Bald Rock Mountain hike unveils Midcoast foliage

By Brian Swartz, Special to the BDN
Posted Sept. 09, 2010, at 9:17 a.m.

Visible from the high ground east and west, north and south, the Camden Hills form the Midcoast horizon and provide dramatic backdrops for the harbors at Camden and Lincolnville Beach. Camden Hills State Park protects these forested mountains against development and offers many trails that hikers can take to find lovely autumn foliage.

Given the press enjoyed by Mount Battie and Maiden Cliff, overlooked among the Camden Hills is Bald Rock Mountain, which dominates the western horizon above Lincolnville Beach.

Bald Rock thrusts its summit 1,100 feet above Route 1 and West Penobscot Bay. Although a spruce-fir forest blocks views westward, gray granite ledges offer unobstructed views from approximately northeast to due east to due south — and provide the mountain’s name.

Its partially bald peak readily visible from Lincolnville Beach, Bald Rock Mountain attracts hikers seeking an alternative vantage point among the Camden Hills. Hikers typically start from a designated parking lot at the Route 173-Youngtown Road intersection, about 2-2½ miles west from Route 1.

Two alternate routes access Bald Rock Mountain. Both trails initially follow the Multi-Use Trail, a wide route running al-most due north-south through Camden Hills State Park.

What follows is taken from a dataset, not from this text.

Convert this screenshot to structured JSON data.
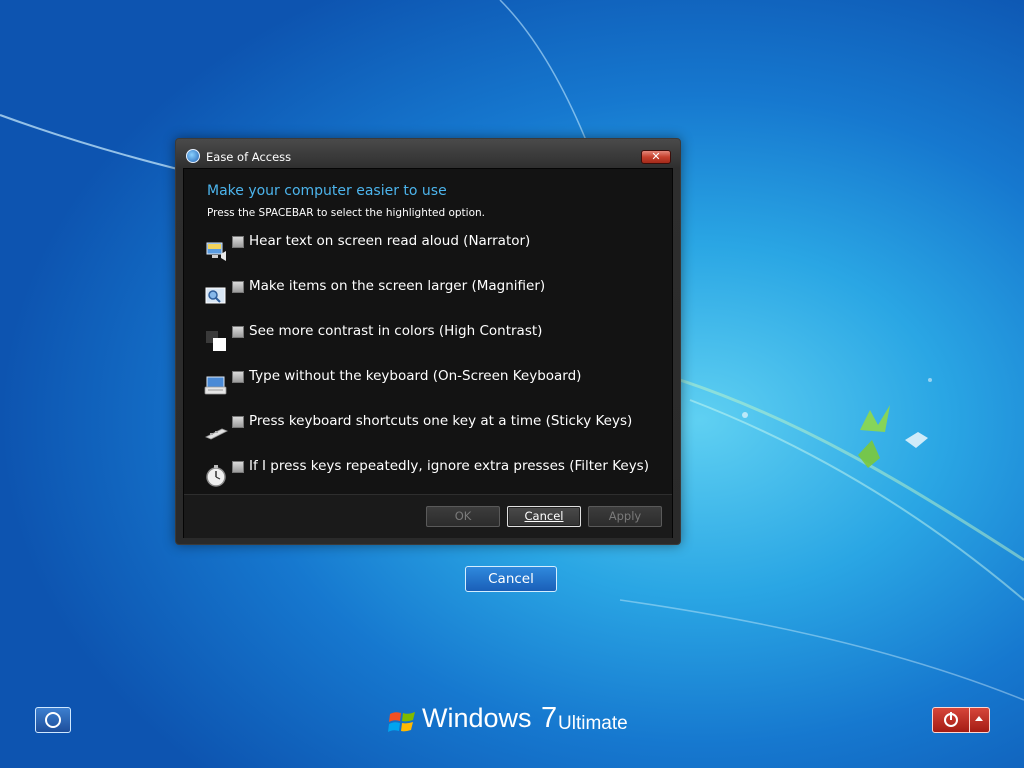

At 0.3-0.5 miles (some cartographic discrepancies exist), a post marks where the Frohock Trail intersects the Multi-Use Trail on the left (east). The Frohock Trail rises gradually 0.3 miles southeast before reaching a T intersection.

From this particular intersection, the Frohock Trail hangs a hard left and extends another 1.8 miles to cross Derry Moun-tain (777 feet) and terminate at Frohock Mountain (454 feet). From the same intersection, the Garey Mountain Trail turns right (south) to climb a half mile to the Bald Rock summit.

Hikers driving west on Route 173 in fall or winter may notice Frohock rising a short distance (perhaps 0.3-0.4 mile away) through the leafless forest, but this mountain epitomizes the Maine axiom that “you cannot get they-ah from he-ah”: No offi-cial trail connects the short gap between peak and highway. Hikers must still travel some 2.5 miles one way from the Young-town Road parking lot.

The actual Bald Rock Mountain Trail intersects the Multi-Use Trail 0.8 miles past the Frohock Trail intersection; a sign marks this key junction in a pine grove. Follow the blue blazes southeast to where stone steps climb a slope. Past these steps, the Bald Rock Mountain Trail winds east through a mixed forest; to the south, Megunticook Mountain remains visible through the trees during fall and winter.

The 0.8 mile trail suddenly pops onto Bald Rock’s granite ledges, which impart phenomenal views encompassing Penobscot Bay and an eastern horizon studded by Mount Waldo, the Dedham Hills, Blue Hill, Schoodic Mountain, the Mount Desert Island peaks, and Isle au Haut. To the south, the Midcoast curves into various harbors and bays and juts eastward at Owls Head. Monhegan Island glimmers against the distant sunlit horizon.

http://bangordailynews.com/2010/09/09/uncategorized/bald-rock-mountain-hike-unveils-midcoast-foliage/ printed on September 21, 2014